Isolate every line in the records below with "letter" in it.

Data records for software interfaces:
##############################
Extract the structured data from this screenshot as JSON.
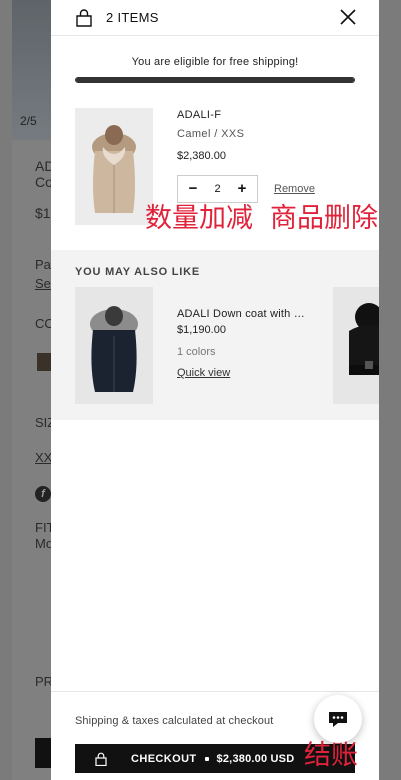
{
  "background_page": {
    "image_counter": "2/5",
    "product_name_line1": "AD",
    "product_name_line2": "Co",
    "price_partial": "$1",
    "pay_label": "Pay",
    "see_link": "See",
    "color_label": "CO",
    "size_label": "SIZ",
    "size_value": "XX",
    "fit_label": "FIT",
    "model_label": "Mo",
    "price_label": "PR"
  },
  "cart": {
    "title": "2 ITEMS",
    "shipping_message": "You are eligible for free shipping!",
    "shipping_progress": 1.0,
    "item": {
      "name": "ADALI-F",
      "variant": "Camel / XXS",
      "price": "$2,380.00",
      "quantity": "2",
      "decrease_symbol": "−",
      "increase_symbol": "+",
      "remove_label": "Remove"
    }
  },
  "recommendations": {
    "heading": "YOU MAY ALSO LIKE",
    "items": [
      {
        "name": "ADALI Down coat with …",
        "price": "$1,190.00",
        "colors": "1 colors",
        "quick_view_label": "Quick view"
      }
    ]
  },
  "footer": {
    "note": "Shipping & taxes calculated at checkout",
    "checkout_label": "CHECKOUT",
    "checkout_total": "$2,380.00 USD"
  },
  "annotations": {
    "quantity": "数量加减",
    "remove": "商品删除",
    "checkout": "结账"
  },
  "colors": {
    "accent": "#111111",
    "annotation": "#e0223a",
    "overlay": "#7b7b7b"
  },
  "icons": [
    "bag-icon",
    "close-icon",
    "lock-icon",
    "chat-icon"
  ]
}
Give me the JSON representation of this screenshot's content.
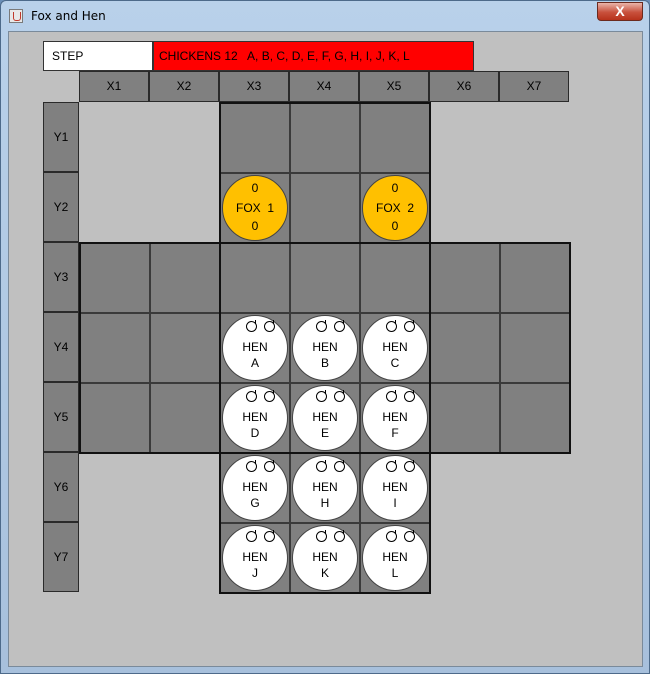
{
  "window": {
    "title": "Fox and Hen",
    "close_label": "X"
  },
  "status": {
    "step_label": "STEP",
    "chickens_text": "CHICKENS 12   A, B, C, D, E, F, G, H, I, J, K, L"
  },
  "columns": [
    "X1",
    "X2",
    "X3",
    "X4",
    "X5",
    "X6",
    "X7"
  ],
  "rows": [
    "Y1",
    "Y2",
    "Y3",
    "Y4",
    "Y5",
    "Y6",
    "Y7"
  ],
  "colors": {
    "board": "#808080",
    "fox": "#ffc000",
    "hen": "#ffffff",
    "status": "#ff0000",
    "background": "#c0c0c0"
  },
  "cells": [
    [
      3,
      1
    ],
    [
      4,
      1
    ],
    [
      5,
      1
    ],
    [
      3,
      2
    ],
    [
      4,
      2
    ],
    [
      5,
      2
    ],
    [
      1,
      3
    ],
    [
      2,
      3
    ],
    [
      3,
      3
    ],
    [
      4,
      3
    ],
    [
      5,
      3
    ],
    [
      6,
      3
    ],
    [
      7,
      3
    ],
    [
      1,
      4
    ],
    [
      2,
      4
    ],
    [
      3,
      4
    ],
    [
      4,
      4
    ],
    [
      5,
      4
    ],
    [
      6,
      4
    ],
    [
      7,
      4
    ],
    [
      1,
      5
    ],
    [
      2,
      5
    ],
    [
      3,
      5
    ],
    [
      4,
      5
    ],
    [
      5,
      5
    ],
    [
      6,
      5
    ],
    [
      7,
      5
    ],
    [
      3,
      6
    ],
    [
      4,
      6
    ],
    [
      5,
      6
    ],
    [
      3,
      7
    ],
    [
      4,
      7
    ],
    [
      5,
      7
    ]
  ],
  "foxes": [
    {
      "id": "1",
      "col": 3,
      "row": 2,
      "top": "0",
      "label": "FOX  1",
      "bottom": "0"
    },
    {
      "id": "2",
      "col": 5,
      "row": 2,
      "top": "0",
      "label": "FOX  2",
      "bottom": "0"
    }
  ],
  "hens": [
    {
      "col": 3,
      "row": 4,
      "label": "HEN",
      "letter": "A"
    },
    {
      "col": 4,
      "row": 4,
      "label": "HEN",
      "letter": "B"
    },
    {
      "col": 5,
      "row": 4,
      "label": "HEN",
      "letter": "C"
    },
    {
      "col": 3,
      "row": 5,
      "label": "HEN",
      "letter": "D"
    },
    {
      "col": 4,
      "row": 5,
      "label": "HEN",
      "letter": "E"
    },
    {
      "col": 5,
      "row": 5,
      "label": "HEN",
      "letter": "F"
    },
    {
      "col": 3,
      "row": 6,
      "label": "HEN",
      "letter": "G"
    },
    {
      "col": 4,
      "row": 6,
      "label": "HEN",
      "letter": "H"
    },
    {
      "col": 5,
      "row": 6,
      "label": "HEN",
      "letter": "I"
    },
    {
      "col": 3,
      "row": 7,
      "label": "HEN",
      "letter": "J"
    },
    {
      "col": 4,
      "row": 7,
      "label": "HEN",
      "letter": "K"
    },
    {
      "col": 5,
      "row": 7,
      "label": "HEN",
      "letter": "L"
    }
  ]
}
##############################
Result of the exercise
      "letter": "A"
      "letter": "B"
      "letter": "C"
      "letter": "D"
      "letter": "E"
      "letter": "F"
      "letter": "G"
      "letter": "H"
      "letter": "I"
      "letter": "J"
      "letter": "K"
      "letter": "L"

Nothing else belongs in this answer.